## Task brief:
Scan the entries below for the word "INFO" and copy every line where it turns up.

Data for analysis below:

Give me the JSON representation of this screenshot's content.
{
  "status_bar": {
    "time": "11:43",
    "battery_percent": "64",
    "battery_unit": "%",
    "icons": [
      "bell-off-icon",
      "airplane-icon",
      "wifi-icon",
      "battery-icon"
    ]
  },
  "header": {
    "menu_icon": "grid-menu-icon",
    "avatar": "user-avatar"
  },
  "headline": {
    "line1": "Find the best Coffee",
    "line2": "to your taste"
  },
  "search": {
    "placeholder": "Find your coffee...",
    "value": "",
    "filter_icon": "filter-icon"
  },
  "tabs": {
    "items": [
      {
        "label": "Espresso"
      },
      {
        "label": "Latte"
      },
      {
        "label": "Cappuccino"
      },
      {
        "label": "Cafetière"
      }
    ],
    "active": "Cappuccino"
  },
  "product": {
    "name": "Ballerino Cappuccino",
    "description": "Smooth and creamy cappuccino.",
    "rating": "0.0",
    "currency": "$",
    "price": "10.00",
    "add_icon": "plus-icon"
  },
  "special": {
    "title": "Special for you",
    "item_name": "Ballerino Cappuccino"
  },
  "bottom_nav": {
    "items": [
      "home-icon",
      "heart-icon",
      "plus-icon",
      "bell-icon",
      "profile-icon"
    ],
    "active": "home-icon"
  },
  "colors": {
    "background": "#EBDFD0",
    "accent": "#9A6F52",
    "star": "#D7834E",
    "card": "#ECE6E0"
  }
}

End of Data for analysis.
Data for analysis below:

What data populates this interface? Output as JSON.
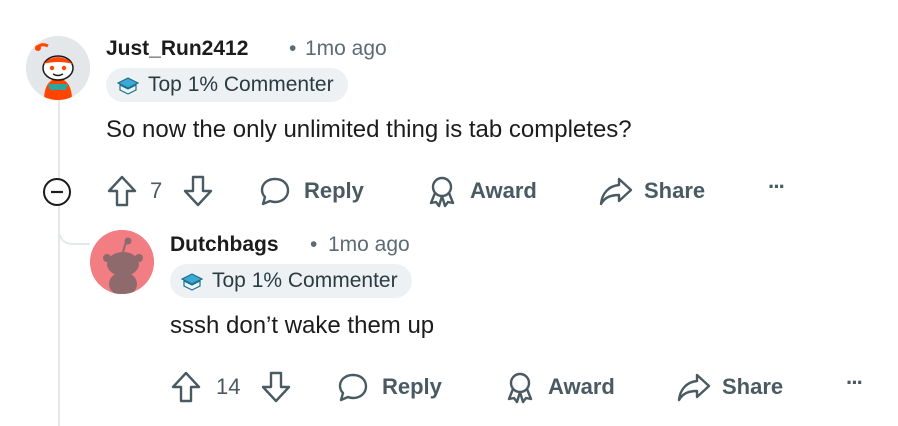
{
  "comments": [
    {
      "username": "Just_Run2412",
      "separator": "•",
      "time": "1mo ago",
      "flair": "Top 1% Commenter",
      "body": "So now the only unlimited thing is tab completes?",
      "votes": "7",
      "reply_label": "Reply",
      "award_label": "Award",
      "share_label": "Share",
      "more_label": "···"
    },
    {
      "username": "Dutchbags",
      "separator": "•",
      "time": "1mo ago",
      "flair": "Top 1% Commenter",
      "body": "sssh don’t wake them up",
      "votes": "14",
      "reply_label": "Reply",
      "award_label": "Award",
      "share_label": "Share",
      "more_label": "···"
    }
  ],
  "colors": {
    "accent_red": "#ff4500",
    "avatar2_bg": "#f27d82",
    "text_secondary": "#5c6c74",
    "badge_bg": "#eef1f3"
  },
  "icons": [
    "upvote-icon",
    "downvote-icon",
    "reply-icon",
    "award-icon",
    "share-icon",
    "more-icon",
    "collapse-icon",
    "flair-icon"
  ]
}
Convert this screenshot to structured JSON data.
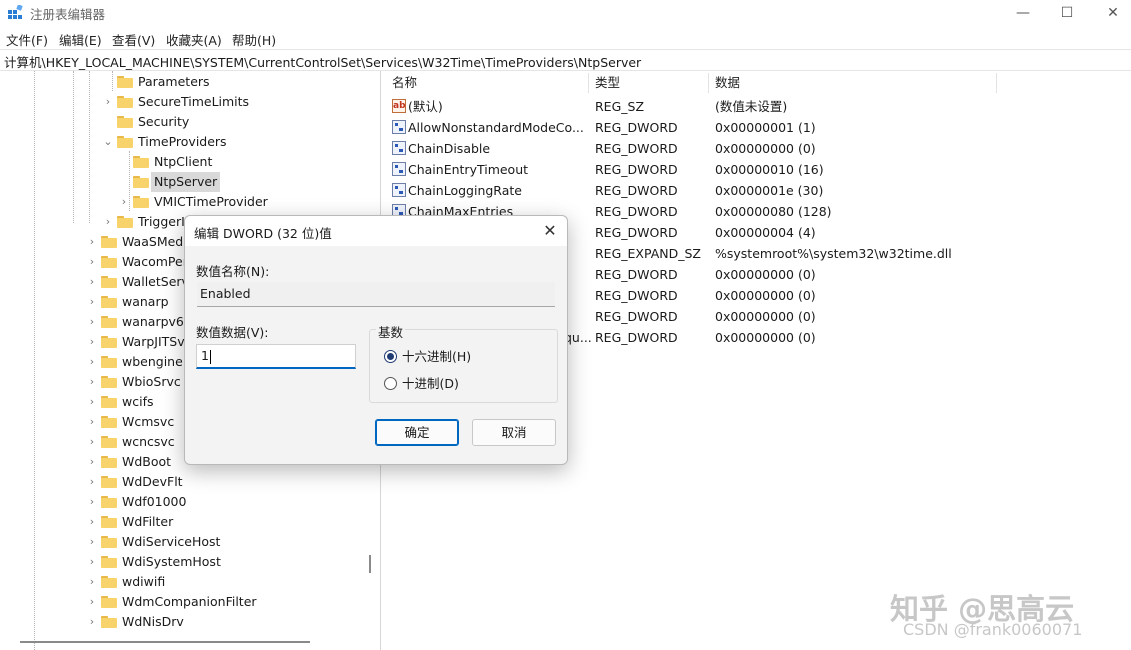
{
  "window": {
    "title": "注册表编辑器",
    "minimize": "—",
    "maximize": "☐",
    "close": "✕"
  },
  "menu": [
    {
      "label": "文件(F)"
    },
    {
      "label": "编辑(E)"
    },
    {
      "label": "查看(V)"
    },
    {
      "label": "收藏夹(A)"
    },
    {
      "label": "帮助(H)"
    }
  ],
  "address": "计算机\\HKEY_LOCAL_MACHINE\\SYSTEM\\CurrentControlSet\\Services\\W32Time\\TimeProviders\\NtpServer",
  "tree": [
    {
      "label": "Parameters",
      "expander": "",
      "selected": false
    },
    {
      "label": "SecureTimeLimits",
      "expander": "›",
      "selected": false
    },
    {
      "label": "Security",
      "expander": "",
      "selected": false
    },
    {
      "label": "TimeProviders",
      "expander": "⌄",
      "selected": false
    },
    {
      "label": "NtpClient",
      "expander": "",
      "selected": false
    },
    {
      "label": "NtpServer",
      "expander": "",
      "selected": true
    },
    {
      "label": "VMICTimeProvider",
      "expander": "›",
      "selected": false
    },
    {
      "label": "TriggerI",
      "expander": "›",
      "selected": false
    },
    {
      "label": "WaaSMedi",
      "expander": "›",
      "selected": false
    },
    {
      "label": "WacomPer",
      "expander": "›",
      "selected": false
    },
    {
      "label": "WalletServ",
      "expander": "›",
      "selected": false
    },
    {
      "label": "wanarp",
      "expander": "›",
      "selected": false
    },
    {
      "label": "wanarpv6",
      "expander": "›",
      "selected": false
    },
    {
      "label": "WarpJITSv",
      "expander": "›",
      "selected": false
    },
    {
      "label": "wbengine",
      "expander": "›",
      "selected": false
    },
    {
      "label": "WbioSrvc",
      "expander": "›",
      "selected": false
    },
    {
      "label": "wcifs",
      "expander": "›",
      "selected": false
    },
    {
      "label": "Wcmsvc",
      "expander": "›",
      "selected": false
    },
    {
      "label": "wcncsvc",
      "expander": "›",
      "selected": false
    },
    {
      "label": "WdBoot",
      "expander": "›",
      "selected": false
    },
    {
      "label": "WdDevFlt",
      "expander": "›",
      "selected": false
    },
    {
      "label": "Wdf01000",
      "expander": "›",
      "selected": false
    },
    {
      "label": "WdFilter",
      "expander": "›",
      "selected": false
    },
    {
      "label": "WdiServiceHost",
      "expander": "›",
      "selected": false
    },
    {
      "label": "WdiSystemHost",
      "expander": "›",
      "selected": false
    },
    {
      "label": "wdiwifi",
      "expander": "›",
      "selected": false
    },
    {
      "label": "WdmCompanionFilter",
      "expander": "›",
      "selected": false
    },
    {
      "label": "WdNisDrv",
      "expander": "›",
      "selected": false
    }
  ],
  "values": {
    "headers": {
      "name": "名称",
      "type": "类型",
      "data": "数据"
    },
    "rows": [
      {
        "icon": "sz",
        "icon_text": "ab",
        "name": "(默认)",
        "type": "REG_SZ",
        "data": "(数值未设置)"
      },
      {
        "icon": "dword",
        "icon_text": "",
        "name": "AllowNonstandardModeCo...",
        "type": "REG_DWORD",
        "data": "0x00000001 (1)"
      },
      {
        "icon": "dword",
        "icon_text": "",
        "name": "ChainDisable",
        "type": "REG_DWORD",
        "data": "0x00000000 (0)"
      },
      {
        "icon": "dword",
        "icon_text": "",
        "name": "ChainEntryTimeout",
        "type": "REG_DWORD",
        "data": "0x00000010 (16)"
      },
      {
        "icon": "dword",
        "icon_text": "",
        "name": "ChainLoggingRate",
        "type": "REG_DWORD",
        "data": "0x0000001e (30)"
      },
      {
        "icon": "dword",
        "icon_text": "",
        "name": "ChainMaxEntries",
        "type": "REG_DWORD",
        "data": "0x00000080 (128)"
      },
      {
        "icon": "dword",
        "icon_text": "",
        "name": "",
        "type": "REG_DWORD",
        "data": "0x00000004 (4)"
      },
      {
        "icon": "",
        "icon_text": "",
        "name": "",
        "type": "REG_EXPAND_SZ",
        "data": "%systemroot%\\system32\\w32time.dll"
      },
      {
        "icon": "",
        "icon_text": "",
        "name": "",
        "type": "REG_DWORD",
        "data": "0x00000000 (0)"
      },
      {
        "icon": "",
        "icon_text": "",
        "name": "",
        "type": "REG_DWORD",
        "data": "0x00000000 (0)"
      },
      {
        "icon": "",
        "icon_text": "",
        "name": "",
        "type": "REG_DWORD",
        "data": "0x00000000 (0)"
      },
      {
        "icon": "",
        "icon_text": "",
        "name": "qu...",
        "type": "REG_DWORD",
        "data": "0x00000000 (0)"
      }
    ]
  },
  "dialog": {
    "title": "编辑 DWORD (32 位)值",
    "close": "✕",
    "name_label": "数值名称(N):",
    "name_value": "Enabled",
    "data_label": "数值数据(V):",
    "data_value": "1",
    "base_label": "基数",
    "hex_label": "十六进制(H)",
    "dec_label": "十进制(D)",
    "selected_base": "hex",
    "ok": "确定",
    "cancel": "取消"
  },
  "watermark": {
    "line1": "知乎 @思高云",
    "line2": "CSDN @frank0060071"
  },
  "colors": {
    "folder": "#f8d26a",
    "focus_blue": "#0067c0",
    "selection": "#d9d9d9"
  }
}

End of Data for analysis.
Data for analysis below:

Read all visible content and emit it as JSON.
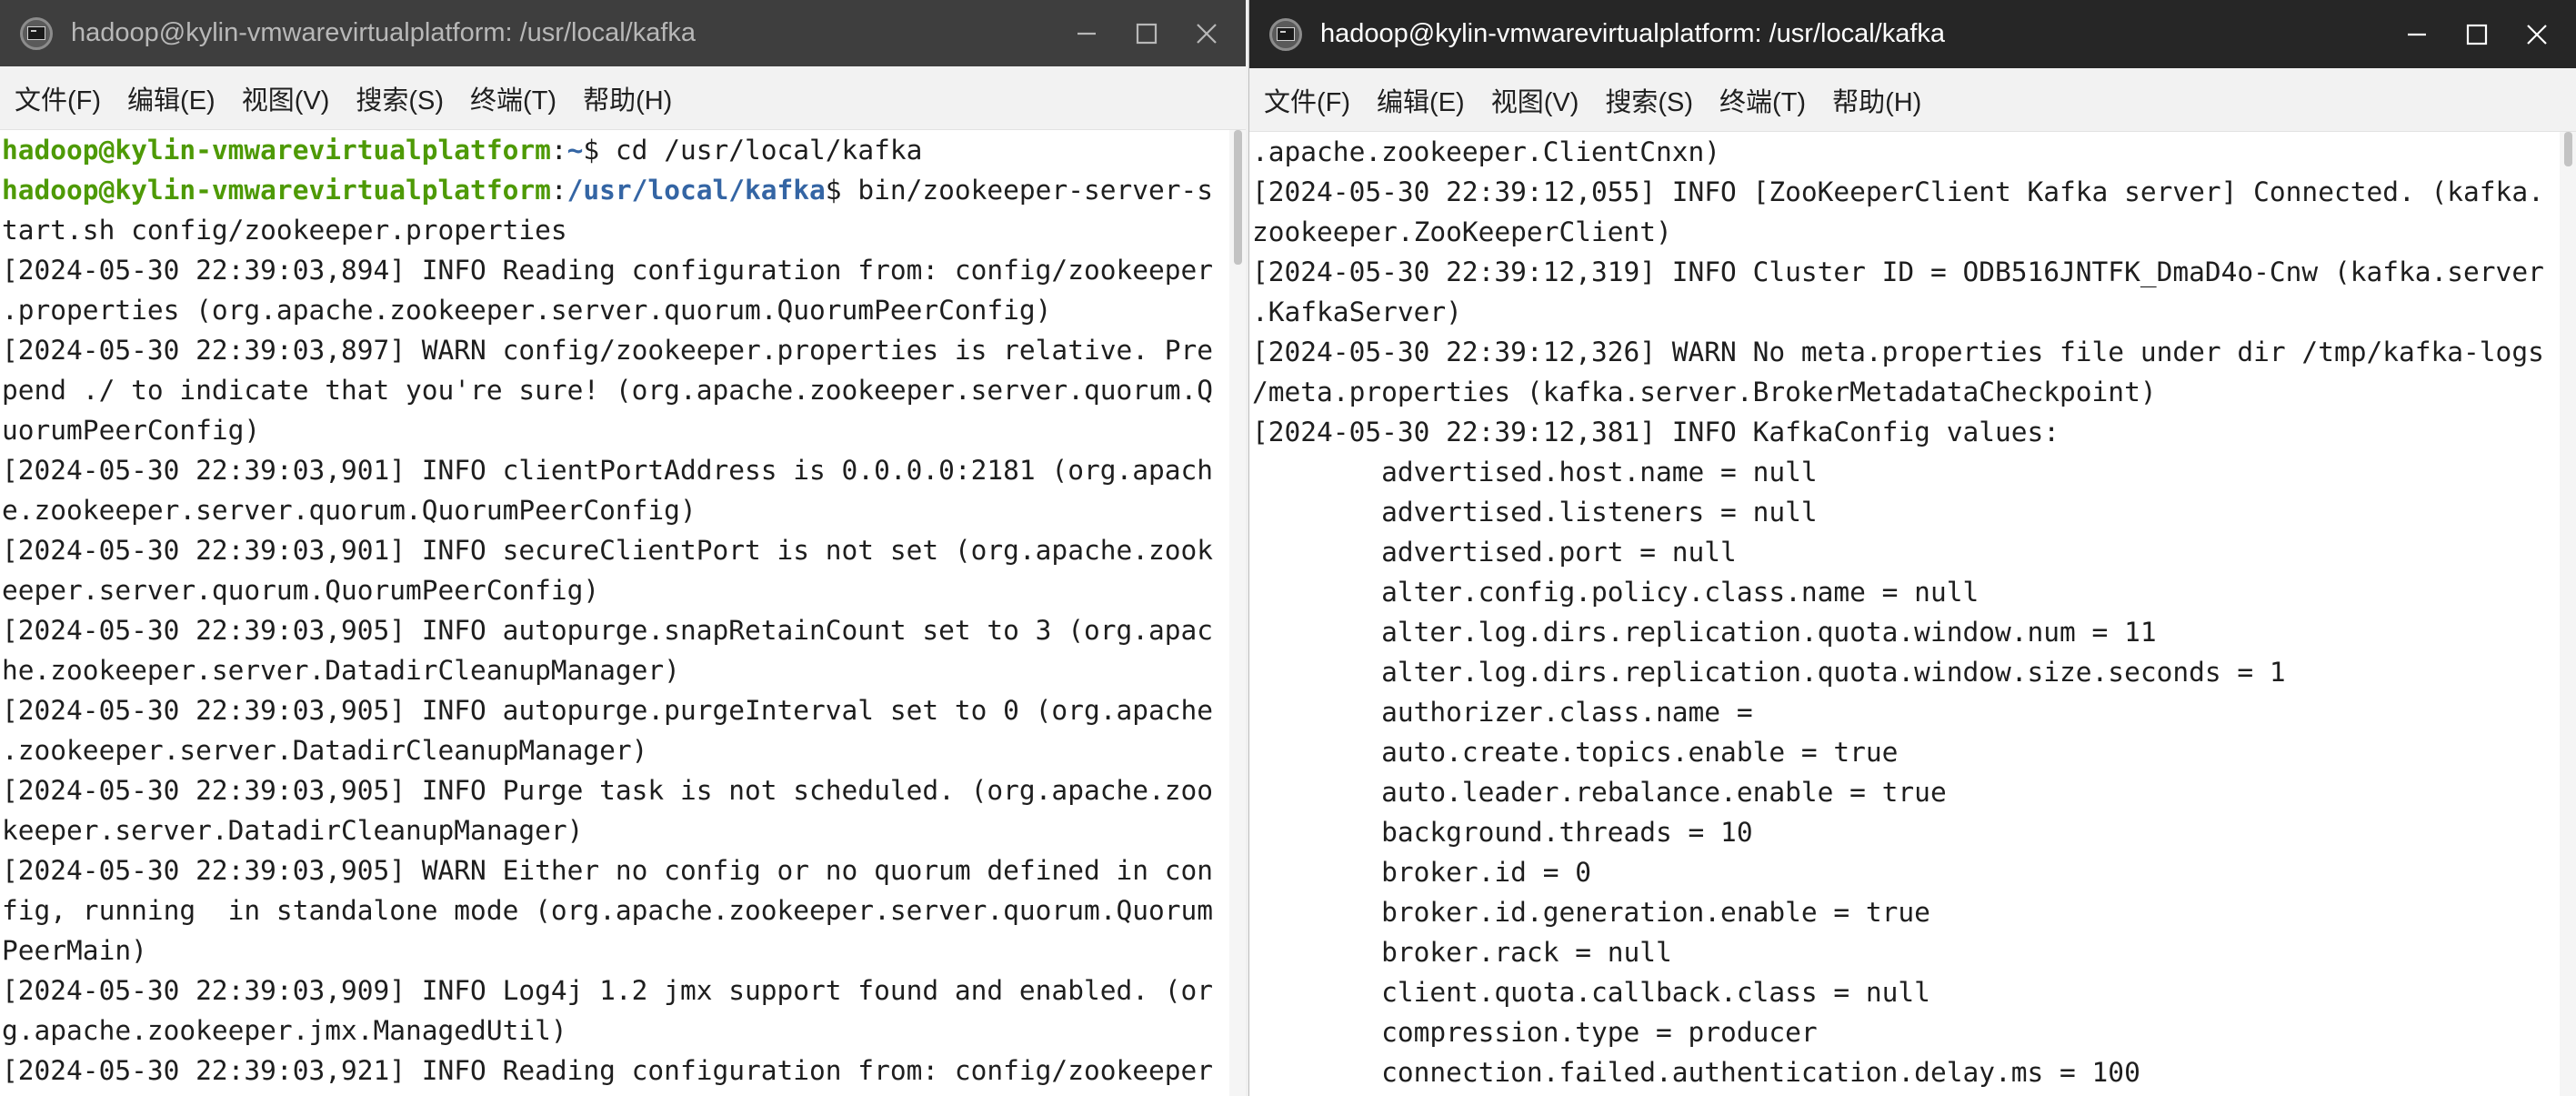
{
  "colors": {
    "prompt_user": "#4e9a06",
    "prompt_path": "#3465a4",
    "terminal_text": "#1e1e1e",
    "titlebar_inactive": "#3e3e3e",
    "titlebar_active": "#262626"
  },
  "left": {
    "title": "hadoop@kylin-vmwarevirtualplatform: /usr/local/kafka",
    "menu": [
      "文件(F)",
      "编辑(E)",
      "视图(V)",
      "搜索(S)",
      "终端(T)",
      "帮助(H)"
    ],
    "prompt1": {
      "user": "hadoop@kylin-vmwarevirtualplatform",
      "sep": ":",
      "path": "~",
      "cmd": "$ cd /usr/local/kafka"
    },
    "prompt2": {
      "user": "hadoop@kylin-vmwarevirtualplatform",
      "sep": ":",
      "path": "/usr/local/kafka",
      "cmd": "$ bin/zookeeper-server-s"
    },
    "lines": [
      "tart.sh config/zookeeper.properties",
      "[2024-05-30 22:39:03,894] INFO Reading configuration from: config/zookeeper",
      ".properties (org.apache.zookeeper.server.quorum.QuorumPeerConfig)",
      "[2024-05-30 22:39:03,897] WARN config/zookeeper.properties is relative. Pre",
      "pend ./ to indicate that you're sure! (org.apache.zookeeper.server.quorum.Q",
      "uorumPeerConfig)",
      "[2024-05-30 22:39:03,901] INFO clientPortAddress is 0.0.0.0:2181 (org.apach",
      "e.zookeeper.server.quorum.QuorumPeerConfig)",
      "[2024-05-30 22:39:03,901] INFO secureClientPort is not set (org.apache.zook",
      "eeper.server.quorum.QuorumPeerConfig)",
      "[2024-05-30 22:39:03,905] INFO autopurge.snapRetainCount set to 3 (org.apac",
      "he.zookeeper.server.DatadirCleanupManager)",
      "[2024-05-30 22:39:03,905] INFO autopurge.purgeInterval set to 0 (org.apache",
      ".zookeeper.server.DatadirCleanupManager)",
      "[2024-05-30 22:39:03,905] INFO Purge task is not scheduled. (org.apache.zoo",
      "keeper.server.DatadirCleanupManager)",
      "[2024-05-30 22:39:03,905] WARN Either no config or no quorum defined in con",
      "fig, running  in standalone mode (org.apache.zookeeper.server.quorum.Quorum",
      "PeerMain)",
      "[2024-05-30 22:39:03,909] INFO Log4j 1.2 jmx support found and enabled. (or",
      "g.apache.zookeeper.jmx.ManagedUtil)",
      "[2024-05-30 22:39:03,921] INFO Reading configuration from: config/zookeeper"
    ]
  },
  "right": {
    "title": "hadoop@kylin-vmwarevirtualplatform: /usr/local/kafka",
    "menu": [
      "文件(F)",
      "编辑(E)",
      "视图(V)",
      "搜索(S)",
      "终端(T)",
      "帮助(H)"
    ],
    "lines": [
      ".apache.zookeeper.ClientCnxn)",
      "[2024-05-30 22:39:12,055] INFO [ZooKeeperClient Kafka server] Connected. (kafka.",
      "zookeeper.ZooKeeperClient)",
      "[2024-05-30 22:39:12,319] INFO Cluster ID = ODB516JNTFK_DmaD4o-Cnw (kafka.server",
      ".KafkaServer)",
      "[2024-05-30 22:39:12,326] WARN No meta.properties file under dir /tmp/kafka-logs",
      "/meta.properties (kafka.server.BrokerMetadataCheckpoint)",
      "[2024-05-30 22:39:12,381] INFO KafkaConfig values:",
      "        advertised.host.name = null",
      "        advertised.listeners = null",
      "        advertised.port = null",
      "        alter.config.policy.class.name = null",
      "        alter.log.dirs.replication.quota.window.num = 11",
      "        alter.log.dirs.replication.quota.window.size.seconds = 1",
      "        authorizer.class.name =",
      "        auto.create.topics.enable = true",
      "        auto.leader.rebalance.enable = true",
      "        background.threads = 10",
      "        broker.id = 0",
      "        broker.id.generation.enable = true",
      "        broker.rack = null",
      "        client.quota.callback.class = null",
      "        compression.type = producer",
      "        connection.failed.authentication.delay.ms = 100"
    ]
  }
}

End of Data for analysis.

## Answer space:
      "[2024-05-30 22:39:03,894] INFO Reading configuration from: config/zookeeper",
      "[2024-05-30 22:39:03,901] INFO clientPortAddress is 0.0.0.0:2181 (org.apach",
      "[2024-05-30 22:39:03,901] INFO secureClientPort is not set (org.apache.zook",
      "[2024-05-30 22:39:03,905] INFO autopurge.snapRetainCount set to 3 (org.apac",
      "[2024-05-30 22:39:03,905] INFO autopurge.purgeInterval set to 0 (org.apache",
      "[2024-05-30 22:39:03,905] INFO Purge task is not scheduled. (org.apache.zoo",
      "[2024-05-30 22:39:03,909] INFO Log4j 1.2 jmx support found and enabled. (or",
      "[2024-05-30 22:39:03,921] INFO Reading configuration from: config/zookeeper"
      "[2024-05-30 22:39:12,055] INFO [ZooKeeperClient Kafka server] Connected. (kafka.",
      "[2024-05-30 22:39:12,319] INFO Cluster ID = ODB516JNTFK_DmaD4o-Cnw (kafka.server",
      "[2024-05-30 22:39:12,381] INFO KafkaConfig values:",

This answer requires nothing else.